Home Cruise Safely Are the In-Room Safes on Cruises Actually Secure?

This question has so many possible variables it is difficult to give a concrete answer. The hospitality industry, including cruise ships, have placed a greater reliance on in room safes over the last decade. Many travelers will not even consider a hotel room that does not have one. Online review sites and travel forums all have horror stories of valuables becoming missing from in room safes. Most of the time the location is in poorer countries and the safes are older versions. You see very few reports of safes being robbed on cruise ships.

There are a few different variations of hotel room/ cruise ship staterooms safes that are found today. A common factor is that the safes need to be controllable by the guest when the safe is open. In other words, with the safe door open the guest must be able to code the safe to open with the password they input or another method under their control. The major weak point on in-room safes is the need to reset them. Guest might lock the safe closed when they leave or forget the pass code they entered.

Safety Tip: Code-To-Close technology

The most common stateroom safes today uses Code-To-Close technology. Older safes could be locked by just closing it manually or hitting a lock button. Today the Code-To-Close technology requires the user to enter a code to both close to open the safe. These safes use either a magnetic strip reader or a keypad, some safes have both options. When using a safe with a magnetic strip reader, the guest places his valuables inside, closes the door, and swipes a credit card through the card reader. The light will flash, the machine will beep and the safe will secure. To open the safe you use the same card to open the safe by running it through the reader to open the safe. While some guests use their ship cards, it is not advised, as the card has your stateroom number on it and if you lose it, who ever finds it can enter your room and open the safe. Generally a card with a magnetic strip will work, so try to use the safe with a magnetic strip card with no value.

Keypad models work in the same manner, except to close the safe you enter a pass code of your choosing. On most safes of this style, when you lock the safe by entering your code the numbers will flash on a small display. It is best to verify the numbers as it locks in case you double keyed a number or hit the wrong one.

The override feature is where the most concern is. There is little to stop a dishonest person to use an override to open a safe. On older safes, the over ride was simply another pass code. The safe would have two, the one that the guest provided and another one set by the hotel. Some safes used a key as an override. It could be used in a hidden key slot on the door or a long handle key that fit through the top of the safe. Many of the latest safes use a Non-Resident master code contained in a portable programmer. These programmers are small hand held devices designed to open the safe. They require the user to log in and a record is maintained of each safe opened.

When you search the internet you will find very few reports in this topic, some are a little more difficult to believe. One report had $100 stolen from his safe and where he originally had only $20s and $50s, when he open the safe he had some $1s and $5s.

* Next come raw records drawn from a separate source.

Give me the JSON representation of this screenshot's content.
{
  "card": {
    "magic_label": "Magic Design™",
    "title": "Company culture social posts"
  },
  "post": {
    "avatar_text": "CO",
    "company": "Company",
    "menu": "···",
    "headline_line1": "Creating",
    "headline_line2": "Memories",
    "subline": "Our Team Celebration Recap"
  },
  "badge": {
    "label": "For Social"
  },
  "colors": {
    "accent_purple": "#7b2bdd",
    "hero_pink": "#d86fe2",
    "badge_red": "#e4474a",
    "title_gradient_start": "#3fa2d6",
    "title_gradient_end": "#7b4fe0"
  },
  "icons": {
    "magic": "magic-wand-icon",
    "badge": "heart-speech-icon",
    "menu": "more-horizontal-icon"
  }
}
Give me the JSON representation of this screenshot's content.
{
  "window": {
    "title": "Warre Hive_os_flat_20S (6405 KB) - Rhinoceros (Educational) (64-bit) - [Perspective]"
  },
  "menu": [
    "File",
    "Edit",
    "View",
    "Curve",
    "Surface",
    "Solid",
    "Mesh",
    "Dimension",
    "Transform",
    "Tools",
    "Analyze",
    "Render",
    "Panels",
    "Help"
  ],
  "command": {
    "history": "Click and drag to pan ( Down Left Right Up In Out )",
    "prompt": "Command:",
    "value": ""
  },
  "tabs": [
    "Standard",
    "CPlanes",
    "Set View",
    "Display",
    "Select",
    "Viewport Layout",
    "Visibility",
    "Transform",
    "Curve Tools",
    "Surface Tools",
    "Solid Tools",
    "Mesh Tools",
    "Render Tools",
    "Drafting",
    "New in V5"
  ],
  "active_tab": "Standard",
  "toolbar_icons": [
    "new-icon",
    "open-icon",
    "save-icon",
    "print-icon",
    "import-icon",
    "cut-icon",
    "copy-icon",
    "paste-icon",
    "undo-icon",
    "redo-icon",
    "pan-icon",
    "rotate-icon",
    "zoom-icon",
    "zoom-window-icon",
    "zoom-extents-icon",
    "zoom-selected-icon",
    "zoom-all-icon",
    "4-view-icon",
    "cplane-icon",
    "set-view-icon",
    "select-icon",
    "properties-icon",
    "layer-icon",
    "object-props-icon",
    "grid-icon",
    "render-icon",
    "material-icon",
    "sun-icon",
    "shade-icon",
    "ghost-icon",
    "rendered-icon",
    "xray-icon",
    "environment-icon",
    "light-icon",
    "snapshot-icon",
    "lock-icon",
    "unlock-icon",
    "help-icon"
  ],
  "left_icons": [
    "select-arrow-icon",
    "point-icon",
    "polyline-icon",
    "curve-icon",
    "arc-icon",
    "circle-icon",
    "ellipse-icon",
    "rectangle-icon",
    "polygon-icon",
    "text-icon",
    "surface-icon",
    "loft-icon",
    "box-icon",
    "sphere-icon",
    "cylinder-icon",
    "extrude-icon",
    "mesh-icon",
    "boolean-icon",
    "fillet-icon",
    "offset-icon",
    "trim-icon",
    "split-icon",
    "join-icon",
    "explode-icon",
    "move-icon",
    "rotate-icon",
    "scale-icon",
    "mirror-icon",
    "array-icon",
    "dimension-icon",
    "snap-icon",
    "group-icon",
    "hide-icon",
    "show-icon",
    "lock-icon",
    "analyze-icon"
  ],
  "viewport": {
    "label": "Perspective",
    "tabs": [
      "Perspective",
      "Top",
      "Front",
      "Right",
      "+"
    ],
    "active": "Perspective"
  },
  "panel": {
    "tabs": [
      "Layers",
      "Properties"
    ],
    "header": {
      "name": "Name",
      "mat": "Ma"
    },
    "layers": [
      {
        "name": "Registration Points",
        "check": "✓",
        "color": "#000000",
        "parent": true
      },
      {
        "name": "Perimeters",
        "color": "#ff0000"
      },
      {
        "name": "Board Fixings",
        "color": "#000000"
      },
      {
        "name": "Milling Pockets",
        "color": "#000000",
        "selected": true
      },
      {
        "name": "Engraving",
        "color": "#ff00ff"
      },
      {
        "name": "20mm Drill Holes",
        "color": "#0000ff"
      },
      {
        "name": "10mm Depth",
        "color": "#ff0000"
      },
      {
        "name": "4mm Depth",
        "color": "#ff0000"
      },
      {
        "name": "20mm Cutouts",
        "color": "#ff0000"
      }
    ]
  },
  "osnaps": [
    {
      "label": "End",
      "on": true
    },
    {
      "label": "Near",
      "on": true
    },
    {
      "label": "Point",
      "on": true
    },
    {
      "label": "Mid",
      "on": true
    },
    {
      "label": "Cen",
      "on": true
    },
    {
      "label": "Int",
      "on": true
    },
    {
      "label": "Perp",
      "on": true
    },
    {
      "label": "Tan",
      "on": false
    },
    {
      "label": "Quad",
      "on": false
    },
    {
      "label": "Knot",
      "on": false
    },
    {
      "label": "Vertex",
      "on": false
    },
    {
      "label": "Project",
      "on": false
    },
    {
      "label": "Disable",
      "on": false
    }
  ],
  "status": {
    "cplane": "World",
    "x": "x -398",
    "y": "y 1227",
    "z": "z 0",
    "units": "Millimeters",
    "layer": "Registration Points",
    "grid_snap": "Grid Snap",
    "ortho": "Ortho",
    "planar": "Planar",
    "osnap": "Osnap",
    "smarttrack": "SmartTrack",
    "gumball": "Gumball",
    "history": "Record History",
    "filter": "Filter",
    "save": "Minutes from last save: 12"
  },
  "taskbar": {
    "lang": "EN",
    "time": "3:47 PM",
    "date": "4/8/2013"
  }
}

Here are a few things to consider:

  • While stateroom attendants are the ones most often accused of missing items from a stateroom, in the majority of the cases it was not. The crew members might not earn much by US minimum wage standards but what they earn is substantial in their home countries. So while some quick cash from a stolen cell phone might seem motivating, there is no job protection. If there is even a suspicion that the attendant did commit a crime, they are put off at the next port. The risk of punishment is too great.
  • Stateroom attendants do not have access to the master code or programmers to open a safe. This responsibility rest with the housekeeping supervisor or the purser staff.
  • Each entry into your room is recorded on most cruise lines. Every time a card is used to open your door it is entered into the security log. On some cruise lines, the attendants are required to swipe in and out of a room each time they enter, even if the door is opened for them.
  • If you wish additional piece of mind for your in stateroom safe, there are a number of devices on the market that will help you block the override functions.
  • If in doubt, store your valuables at the pursers’ office. For high dollar items you might want to consider using the ships safe. Safety deposit boxes within the ships safe are generally still available.